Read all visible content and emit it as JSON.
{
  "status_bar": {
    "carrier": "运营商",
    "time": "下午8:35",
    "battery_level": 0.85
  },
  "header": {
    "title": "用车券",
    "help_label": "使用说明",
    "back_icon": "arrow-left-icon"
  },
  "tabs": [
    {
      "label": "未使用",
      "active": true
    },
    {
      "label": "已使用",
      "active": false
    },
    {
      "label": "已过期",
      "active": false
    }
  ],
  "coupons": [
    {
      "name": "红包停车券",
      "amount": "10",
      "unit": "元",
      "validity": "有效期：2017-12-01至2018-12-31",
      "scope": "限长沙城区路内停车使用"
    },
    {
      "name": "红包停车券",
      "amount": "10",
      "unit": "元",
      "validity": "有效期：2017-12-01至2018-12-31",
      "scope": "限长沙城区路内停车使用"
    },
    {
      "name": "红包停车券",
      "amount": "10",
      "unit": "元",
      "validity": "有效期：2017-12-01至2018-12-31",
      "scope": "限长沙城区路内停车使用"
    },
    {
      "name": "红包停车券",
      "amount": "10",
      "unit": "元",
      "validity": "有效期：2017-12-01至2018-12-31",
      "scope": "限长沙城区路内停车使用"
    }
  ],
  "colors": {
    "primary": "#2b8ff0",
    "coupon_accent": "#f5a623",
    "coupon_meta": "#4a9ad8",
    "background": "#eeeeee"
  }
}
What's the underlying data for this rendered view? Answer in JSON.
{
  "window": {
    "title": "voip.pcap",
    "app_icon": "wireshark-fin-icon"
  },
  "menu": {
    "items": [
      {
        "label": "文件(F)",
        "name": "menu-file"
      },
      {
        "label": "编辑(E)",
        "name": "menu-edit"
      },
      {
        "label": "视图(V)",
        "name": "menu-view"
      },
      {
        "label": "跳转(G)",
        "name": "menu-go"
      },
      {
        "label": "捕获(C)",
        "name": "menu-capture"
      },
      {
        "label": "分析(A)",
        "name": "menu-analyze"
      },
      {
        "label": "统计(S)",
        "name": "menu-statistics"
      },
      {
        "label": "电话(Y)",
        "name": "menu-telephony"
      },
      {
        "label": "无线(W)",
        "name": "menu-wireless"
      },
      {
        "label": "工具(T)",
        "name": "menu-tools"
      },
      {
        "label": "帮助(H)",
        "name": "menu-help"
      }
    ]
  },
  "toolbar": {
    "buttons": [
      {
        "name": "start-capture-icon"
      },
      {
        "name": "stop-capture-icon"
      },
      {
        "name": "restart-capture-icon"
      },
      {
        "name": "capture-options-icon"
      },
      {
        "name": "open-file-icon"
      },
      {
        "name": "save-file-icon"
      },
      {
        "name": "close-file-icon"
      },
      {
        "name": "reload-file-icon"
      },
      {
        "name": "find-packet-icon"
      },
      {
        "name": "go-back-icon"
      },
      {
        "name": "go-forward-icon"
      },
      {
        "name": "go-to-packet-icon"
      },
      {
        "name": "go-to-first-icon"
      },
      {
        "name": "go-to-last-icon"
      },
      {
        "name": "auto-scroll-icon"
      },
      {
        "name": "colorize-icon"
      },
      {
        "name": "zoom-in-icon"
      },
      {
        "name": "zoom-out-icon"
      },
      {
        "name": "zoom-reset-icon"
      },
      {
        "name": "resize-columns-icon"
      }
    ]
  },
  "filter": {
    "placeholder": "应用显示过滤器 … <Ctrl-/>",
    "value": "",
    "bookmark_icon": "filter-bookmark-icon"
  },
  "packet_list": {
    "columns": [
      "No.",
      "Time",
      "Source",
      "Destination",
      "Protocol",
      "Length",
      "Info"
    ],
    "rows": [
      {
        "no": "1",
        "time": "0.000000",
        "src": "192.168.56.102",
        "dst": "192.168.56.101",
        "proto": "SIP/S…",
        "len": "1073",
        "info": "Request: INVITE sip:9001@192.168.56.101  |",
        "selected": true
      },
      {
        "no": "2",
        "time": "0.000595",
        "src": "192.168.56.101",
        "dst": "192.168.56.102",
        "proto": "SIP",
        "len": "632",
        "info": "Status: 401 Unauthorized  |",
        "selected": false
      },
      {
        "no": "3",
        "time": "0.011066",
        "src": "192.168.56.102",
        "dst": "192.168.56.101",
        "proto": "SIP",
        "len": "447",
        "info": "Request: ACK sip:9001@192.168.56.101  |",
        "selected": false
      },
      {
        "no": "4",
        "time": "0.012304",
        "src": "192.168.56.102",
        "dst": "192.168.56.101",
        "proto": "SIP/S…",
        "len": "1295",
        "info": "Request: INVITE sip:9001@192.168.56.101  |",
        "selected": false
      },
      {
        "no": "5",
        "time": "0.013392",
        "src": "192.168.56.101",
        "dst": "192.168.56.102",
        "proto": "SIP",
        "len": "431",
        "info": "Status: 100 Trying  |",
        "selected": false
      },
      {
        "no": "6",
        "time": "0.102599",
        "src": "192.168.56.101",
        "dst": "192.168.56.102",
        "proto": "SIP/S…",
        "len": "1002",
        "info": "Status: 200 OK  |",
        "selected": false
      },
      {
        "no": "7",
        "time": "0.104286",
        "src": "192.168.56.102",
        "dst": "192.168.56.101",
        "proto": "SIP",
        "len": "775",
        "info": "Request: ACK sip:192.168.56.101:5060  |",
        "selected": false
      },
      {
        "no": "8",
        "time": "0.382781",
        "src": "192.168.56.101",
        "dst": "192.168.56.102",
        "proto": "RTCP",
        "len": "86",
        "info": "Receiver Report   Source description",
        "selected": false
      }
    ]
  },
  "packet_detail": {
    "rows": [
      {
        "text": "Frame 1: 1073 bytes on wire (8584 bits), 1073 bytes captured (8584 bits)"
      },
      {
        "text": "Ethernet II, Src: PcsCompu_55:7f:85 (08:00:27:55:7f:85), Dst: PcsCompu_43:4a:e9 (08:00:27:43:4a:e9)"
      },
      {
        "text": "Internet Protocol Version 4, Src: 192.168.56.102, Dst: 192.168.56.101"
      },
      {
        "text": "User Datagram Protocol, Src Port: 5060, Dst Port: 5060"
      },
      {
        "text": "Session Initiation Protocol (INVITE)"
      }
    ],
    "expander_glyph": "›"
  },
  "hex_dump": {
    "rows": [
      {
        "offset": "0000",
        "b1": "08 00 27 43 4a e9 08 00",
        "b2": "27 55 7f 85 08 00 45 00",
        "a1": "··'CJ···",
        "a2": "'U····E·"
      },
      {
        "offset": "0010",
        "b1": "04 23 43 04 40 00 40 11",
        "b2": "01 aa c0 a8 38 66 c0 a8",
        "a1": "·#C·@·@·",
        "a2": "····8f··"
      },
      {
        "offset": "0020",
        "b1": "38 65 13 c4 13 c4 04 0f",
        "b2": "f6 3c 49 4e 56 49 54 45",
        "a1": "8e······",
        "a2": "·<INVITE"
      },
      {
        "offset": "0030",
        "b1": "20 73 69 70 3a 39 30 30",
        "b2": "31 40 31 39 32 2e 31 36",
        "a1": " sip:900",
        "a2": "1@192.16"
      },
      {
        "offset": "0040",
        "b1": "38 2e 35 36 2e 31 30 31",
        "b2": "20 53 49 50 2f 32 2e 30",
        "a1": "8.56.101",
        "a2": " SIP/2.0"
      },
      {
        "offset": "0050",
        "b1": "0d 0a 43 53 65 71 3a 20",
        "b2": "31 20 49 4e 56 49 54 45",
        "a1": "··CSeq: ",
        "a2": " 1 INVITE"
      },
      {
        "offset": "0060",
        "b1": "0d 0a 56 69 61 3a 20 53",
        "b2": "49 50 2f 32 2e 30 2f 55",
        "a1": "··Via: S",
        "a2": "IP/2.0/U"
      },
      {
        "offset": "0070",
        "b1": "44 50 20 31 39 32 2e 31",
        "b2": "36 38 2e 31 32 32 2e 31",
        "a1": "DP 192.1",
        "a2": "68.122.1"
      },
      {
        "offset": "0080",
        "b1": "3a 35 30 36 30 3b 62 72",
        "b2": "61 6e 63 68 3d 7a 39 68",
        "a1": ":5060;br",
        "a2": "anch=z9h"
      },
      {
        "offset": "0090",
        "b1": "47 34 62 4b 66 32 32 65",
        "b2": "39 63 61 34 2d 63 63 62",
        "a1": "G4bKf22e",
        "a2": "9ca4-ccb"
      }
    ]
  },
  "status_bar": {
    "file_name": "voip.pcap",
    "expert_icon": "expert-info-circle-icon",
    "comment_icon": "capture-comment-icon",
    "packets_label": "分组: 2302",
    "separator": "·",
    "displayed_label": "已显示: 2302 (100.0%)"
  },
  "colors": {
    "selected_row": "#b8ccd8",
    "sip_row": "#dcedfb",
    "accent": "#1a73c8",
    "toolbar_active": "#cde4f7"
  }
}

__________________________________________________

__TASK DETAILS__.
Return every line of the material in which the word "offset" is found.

__ANSWER TO THIS PROBLEM__.
        "offset": "0000",
        "offset": "0010",
        "offset": "0020",
        "offset": "0030",
        "offset": "0040",
        "offset": "0050",
        "offset": "0060",
        "offset": "0070",
        "offset": "0080",
        "offset": "0090",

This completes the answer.